Americans with children under the age of 18 face even greater financial distress, with more than half (55%) having less than $800 in emergency savings. Individuals living in the Northeastern and Western regions are slightly better off than the rest of the country. Six in 10 Americans living in these regions have $800 or more in savings, according to the survey.
About four in 10 (41%) would likely turn to a family member for a loan if they faced a short-term emergency. Three in 10 definitely or probably would not.
"Too many Americans are facing a cash crisis, unprepared financially to handle life's unexpected emergencies and family can only help so much," Keth Weinberger, senior director of marketing and new initiatives for CashNetUSA.com, said in a statement.
Women (44%) were slightly more willing than men (38%) to ask a family member for a loan if they faced a short-term emergency. Americans with children (46%) were also more likely to ask family for a loan than those without children (38%).
Also more likely to ask for family loans: younger Americans. Individuals under 30 (54%) were most likely to reach out to family members for loans, following by those 30 to 39 (48%), those 40 to 49 (40%), those 50 to 59 (33%), and those 60 plus (30%).

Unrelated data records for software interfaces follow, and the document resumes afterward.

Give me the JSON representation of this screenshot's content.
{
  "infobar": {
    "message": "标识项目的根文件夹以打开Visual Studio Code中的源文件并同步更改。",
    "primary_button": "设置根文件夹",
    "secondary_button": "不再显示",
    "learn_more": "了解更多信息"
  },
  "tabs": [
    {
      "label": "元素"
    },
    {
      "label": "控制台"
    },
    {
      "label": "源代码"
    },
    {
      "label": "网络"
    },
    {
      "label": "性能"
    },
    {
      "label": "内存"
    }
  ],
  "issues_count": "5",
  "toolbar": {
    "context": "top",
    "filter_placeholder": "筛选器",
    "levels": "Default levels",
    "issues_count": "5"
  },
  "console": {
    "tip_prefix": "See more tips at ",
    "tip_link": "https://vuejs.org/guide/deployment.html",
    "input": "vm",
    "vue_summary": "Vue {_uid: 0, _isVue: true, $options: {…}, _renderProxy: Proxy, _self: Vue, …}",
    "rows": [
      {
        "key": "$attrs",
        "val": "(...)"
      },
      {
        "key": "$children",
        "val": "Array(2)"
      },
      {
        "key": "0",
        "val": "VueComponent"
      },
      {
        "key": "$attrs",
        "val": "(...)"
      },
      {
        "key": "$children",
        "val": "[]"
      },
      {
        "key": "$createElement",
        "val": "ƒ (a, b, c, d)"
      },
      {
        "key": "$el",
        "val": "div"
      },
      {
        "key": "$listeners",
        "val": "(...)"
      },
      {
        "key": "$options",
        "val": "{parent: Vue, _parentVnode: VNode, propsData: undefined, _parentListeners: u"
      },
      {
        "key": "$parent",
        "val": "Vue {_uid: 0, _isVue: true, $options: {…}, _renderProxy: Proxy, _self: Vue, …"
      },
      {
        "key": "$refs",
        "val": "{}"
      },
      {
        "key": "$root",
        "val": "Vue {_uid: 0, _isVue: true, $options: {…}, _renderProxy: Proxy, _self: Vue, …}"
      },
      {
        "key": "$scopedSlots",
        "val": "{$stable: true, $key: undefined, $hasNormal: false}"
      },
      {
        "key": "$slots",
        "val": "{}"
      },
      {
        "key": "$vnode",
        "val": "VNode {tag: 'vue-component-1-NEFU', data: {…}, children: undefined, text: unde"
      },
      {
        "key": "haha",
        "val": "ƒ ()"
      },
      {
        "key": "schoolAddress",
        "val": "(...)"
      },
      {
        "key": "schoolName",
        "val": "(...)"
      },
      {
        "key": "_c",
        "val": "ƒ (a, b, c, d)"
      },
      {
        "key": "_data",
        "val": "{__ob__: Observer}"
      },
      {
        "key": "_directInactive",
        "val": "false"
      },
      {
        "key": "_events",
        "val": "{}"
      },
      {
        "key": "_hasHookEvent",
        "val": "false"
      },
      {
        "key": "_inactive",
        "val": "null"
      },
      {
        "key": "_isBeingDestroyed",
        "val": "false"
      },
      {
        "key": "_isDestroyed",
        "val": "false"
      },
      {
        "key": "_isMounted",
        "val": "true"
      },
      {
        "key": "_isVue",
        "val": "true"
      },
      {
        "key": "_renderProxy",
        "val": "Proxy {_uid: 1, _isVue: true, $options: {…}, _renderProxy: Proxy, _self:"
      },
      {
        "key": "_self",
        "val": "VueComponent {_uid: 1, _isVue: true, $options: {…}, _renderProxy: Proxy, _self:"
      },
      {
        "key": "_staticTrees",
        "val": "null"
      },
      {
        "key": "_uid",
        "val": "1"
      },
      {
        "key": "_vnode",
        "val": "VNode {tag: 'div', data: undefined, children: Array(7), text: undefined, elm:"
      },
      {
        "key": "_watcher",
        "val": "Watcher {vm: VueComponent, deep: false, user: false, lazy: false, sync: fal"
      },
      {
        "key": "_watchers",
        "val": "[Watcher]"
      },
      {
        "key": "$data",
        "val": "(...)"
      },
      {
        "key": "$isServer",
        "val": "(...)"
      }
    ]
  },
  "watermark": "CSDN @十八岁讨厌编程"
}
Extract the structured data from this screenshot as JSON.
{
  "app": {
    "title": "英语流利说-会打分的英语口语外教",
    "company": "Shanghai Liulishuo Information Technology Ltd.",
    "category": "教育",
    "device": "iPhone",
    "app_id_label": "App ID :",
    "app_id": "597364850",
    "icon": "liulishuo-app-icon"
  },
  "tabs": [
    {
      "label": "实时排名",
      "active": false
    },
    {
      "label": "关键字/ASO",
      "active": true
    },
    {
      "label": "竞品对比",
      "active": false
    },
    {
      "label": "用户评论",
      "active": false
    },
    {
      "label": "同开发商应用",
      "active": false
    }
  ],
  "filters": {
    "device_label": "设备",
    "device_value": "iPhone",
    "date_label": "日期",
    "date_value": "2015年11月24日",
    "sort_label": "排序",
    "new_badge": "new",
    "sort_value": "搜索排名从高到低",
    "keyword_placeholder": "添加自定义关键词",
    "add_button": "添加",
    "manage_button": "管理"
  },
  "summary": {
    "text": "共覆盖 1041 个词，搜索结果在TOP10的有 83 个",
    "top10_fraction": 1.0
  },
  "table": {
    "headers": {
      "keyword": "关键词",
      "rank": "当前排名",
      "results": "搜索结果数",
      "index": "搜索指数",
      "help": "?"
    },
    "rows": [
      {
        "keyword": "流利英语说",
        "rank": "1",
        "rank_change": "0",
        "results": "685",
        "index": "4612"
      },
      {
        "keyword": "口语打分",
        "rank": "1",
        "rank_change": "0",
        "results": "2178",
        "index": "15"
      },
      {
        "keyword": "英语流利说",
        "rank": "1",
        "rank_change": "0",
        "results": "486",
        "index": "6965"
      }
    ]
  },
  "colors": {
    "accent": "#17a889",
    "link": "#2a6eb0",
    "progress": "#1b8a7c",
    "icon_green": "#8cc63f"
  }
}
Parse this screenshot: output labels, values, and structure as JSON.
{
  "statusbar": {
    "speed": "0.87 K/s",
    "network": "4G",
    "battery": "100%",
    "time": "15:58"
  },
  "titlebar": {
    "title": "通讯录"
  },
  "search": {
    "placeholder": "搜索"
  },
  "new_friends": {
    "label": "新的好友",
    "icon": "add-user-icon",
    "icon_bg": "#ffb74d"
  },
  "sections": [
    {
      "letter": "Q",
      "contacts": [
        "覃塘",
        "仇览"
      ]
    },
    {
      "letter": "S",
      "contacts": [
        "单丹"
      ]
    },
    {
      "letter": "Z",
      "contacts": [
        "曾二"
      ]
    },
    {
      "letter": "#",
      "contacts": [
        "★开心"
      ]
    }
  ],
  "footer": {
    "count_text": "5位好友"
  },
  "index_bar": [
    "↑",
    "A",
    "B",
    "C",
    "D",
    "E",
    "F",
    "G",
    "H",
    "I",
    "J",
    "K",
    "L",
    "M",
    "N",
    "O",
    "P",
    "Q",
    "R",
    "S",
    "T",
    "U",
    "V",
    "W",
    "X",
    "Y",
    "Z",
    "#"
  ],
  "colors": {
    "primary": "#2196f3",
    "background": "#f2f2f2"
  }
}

The survey was conducted online in February 2012 by TNS Omnibus among a nationally representative sample of 1,000 Americans.